Material provided:

'''

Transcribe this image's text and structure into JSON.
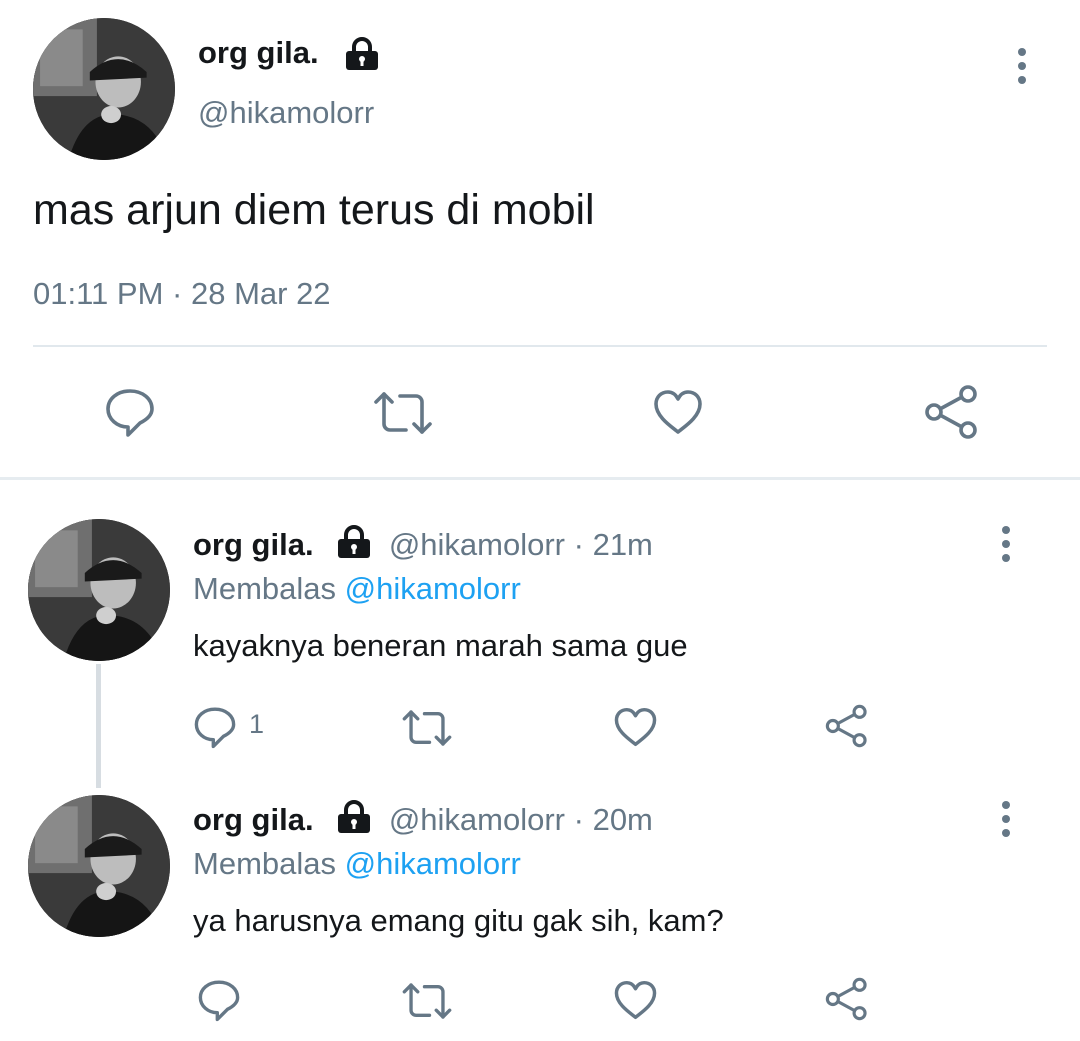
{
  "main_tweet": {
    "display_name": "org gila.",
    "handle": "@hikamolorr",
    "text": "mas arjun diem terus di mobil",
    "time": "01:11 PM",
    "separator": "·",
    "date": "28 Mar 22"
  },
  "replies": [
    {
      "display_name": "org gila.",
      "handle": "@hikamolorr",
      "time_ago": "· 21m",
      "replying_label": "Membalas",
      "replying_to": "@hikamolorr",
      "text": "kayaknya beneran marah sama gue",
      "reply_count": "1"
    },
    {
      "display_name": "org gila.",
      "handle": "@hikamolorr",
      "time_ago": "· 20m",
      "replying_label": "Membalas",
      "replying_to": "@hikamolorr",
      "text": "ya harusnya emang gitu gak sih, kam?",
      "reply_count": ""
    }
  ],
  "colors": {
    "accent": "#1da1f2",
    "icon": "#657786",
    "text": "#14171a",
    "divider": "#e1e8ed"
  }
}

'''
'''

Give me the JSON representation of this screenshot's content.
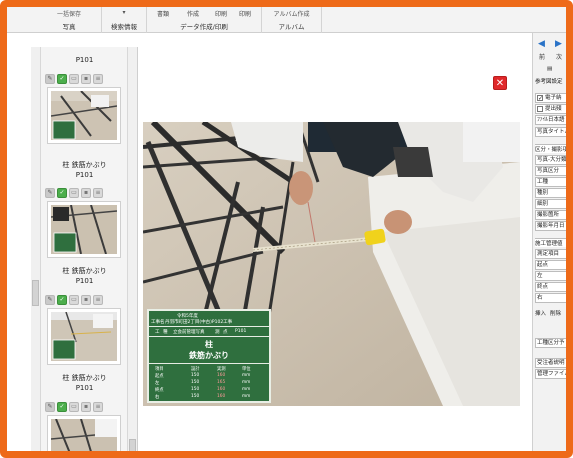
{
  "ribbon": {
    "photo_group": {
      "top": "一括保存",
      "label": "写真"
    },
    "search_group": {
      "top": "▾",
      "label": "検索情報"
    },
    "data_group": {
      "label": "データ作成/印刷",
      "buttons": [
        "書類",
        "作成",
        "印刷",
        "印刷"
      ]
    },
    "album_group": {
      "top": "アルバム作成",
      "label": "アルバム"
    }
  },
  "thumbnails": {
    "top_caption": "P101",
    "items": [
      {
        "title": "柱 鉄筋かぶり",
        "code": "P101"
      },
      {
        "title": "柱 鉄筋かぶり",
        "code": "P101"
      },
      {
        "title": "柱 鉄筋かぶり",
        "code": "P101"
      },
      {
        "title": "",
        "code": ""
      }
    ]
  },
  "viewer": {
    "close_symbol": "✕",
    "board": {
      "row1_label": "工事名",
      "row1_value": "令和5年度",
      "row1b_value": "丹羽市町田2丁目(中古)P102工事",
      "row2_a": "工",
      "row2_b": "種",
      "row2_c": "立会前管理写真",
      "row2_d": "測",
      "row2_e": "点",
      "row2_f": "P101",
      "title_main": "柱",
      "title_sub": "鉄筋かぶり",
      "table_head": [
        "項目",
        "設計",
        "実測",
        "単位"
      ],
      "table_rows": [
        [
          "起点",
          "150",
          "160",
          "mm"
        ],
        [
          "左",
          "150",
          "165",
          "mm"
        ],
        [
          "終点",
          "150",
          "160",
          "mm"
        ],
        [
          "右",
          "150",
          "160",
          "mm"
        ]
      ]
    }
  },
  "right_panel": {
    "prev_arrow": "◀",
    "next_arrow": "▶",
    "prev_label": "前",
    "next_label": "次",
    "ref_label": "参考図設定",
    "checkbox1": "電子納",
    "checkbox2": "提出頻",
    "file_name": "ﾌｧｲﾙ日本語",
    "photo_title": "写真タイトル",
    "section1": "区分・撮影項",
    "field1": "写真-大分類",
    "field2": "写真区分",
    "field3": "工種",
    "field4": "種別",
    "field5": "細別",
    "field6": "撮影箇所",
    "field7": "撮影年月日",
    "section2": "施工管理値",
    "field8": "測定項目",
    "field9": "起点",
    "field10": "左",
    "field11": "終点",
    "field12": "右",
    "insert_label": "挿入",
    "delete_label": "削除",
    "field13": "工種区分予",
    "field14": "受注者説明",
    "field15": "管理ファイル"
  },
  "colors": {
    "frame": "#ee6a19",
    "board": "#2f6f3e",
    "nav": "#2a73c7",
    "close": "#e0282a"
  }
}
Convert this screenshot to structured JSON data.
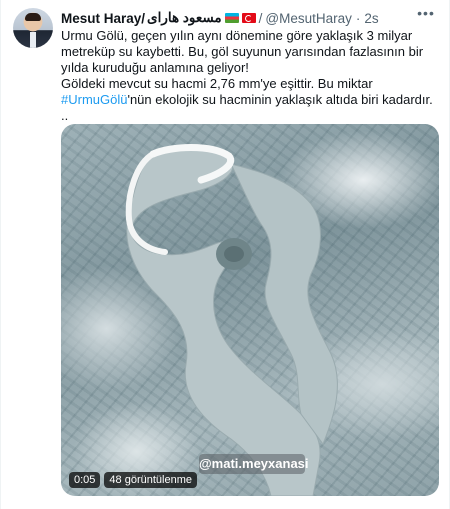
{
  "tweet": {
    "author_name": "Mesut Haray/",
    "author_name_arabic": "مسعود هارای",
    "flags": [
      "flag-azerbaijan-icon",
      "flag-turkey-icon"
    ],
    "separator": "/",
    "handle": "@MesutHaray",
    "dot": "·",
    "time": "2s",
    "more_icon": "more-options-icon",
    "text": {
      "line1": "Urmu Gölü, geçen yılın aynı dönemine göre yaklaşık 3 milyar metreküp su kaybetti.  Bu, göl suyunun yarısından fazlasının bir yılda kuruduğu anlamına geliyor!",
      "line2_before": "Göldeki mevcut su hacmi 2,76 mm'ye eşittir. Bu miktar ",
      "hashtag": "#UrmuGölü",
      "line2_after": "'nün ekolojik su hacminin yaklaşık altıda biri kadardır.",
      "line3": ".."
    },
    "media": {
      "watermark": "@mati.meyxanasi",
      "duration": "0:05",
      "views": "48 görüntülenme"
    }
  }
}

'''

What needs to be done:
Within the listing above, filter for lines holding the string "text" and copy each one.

Answer:
Transcribe this image's text and structure into JSON.
    "text": "mas arjun diem terus di mobil",
      "text": "kayaknya beneran marah sama gue",
      "text": "ya harusnya emang gitu gak sih, kam?",
    "text": "#14171a",
    "text": {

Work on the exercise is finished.